Massimiliano Tommaso Rezza, Spread of the book ABM, Pneumatica, 2022. (Courtesy: Massimiliano Tommaso Rezza)

MM: Making a book – also a collaboration, how does the participation of others affect the outcomes? How important to you is your role as director, and creator – do you welcome unpredictable forces, the chance? Do you like the role of director or observer more?
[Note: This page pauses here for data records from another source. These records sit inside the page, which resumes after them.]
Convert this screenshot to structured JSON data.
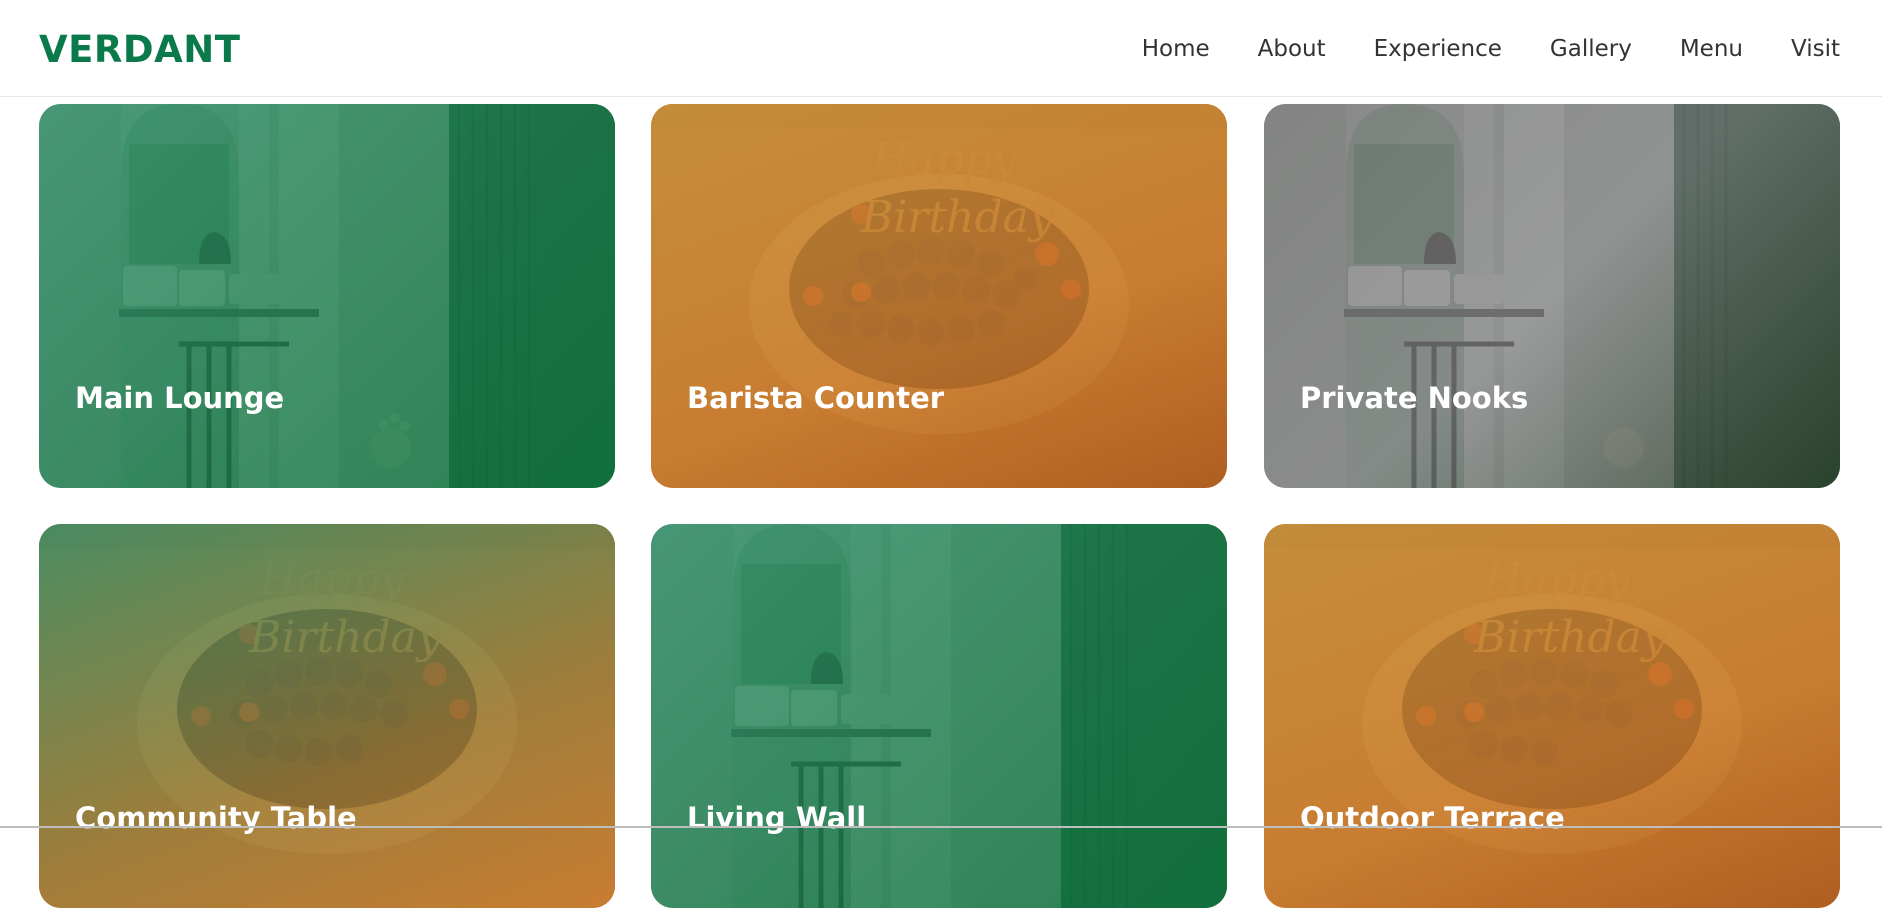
{
  "header": {
    "logo": "VERDANT",
    "nav": [
      "Home",
      "About",
      "Experience",
      "Gallery",
      "Menu",
      "Visit"
    ]
  },
  "gallery": {
    "cards": [
      {
        "title": "Main Lounge",
        "photo": "dining-room",
        "tint": "green"
      },
      {
        "title": "Barista Counter",
        "photo": "birthday-cake",
        "tint": "orange"
      },
      {
        "title": "Private Nooks",
        "photo": "dining-room",
        "tint": "gray"
      },
      {
        "title": "Community Table",
        "photo": "birthday-cake",
        "tint": "green-orange"
      },
      {
        "title": "Living Wall",
        "photo": "dining-room",
        "tint": "green"
      },
      {
        "title": "Outdoor Terrace",
        "photo": "birthday-cake",
        "tint": "orange"
      }
    ]
  },
  "colors": {
    "brand": "#0b7a4b",
    "nav_text": "#333333",
    "card_title": "#ffffff"
  }
}
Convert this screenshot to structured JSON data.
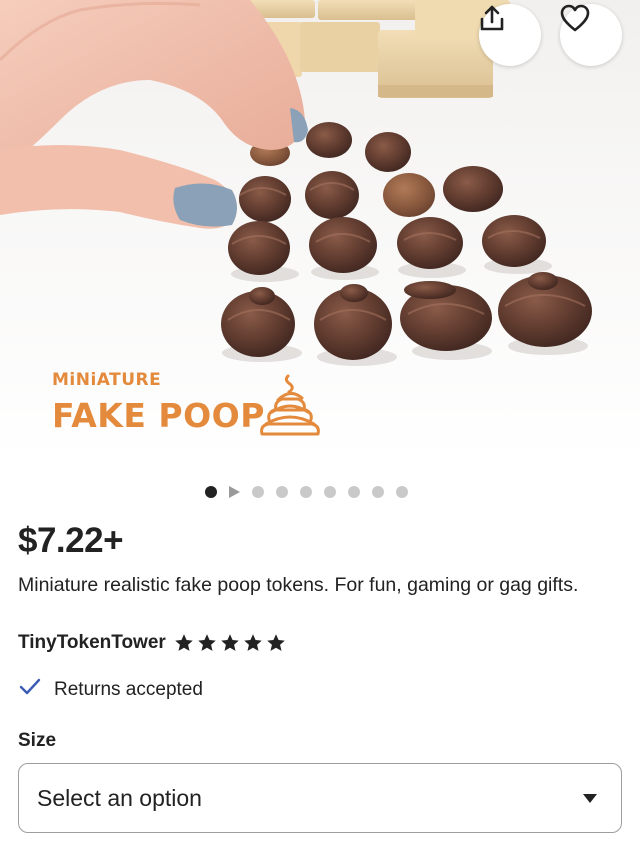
{
  "hero": {
    "title_small": "MiNiATURE",
    "title_big": "FAKE POOP",
    "emoji_icon": "poop-pile-icon",
    "accent_color": "#e48a3c"
  },
  "actions": {
    "share_icon": "share-icon",
    "favorite_icon": "heart-icon"
  },
  "carousel": {
    "total_images": 8,
    "active_index": 0,
    "has_video": true
  },
  "listing": {
    "price": "$7.22+",
    "description": "Miniature realistic fake poop tokens. For fun, gaming or gag gifts.",
    "shop_name": "TinyTokenTower",
    "rating_stars": 5,
    "returns_text": "Returns accepted",
    "check_color": "#3b5bb5"
  },
  "variation": {
    "label": "Size",
    "selected": "Select an option"
  }
}
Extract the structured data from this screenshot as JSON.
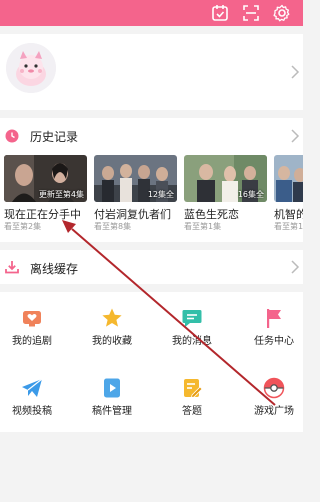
{
  "topbar": {
    "icons": [
      "calendar-check-icon",
      "scan-icon",
      "gear-icon"
    ],
    "background": "#f4648c"
  },
  "history": {
    "title": "历史记录",
    "items": [
      {
        "title": "现在正在分手中",
        "progress": "看至第2集",
        "badge": "更新至第4集"
      },
      {
        "title": "付岩洞复仇者们",
        "progress": "看至第8集",
        "badge": "12集全"
      },
      {
        "title": "蓝色生死恋",
        "progress": "看至第1集",
        "badge": "16集全"
      },
      {
        "title": "机智的监",
        "progress": "看至第1集",
        "badge": ""
      }
    ]
  },
  "offline": {
    "title": "离线缓存"
  },
  "grid": {
    "items": [
      {
        "label": "我的追剧",
        "icon": "tv-heart-icon",
        "color": "#f0825a"
      },
      {
        "label": "我的收藏",
        "icon": "star-icon",
        "color": "#f5b82e"
      },
      {
        "label": "我的消息",
        "icon": "chat-icon",
        "color": "#33bfa9"
      },
      {
        "label": "任务中心",
        "icon": "flag-icon",
        "color": "#f4648c"
      },
      {
        "label": "视频投稿",
        "icon": "paper-plane-icon",
        "color": "#3b9ae8"
      },
      {
        "label": "稿件管理",
        "icon": "play-doc-icon",
        "color": "#4da6e8"
      },
      {
        "label": "答题",
        "icon": "pencil-doc-icon",
        "color": "#f5b82e"
      },
      {
        "label": "游戏广场",
        "icon": "gamepad-icon",
        "color": "#f0545a"
      }
    ]
  },
  "annotation_color": "#b3272c"
}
MR: I work well only with people I trust, like, and appreciate. I am generally very excited about collaborating and working on a team. It often creates surprises, and it expands the outcome. Yes, as for the intervention of chance and mystery in my work, this is a very, very important issue for me. As I said before, referring to vernacular photography, the presence of an external agent, a lively intervention caused by chance, unexpectedness, and probability, allows what we are observing, the world out there, to resist the aesthetic control of the person behind the camera. Life is always bigger, louder, and more significant than we think, or show. It is an unpredictable and untamed entity that no one can pin, freeze, assemble, and arrange, however good an artsit might be. If the intervention of chance has fertilized an image, then that picture is no longer just an image or a description. Instead, it is permeated by lively intrusions and, therefore, effuses existence. I mean that the intervention of chance translates precisely to the untamable nature of the world out there. Chance is a living factor that ruins an artist photographer’s plans of controlling reality. It is the best evidence that life is bigger than any artistic creation. 

 I work alone— I chose a type of life that some may call solitary. I live in a small town, so it is evident that all I do originates from this way of living and from the environment. From the moment I decided to move to a small place, I also thought about changing how I work: my work would mainly rely on a very personal urge. And after all, I became even more confused about what photography meant to me, so I had to verify what exactly it is for me. But one thing I really wanted to achieve in such a small place is independence from the artistic society, influences, and norms. So now I think my life and artistic practice are more closely linked. To respond to the second part of your question, I think a director must first be a good observer. Observing is not just seeing, looking, and gazing, but it is an act that requires instantaneous collaboration between the senses and the mind.  

Psalm, 2020, Published by Witty Books, Turin. (Courtesy: Massimiliano Tommaso Rezza)

MM: We thought of the whole body of your works as a meditative flow, a loneliness in some divine uterus space, a form of exile from mortal vanity. Is this so in the end? Is it a visual lullaby?

 MR: I like your words in this question: meditative, flow, loneliness, the space of a sort of divine uterus, exile from mundane affairs. I was not made to have a pragmatic, materialistic, and to-do-list type of life. I need to physically be where people are still willing to admit the existence of mysteries, dogmas, opaque reasons, and unutterable events. I truly and reasonably believe that we humans will never be able to understand the logic of existence. So, while in my current work, I am still dealing with the materialistic analysis of media and images, in the future, I would love to create more works that can rely on poetry, and I am talking about poetic works that remain hermetic and impermeable to description or interpretation. Actually, the work “Psalm,” published by Witty Books in 2020, is an attempt to create such a type of work, and in fact, was based on the poem by the same name written by Paul Celan. Not much can be deduced from a poem; no practical information could be extracted from it. A poem is a poem, its true nature is obscure, and for this reason, its voice resonates longer than anything else within us. Yes, poetry is based on useless, unutterable, unachievable, and invisible things, all out of reach. I am beginning to think that good work is actually unexplainable, like existence, but also pleasing, like a lullaby.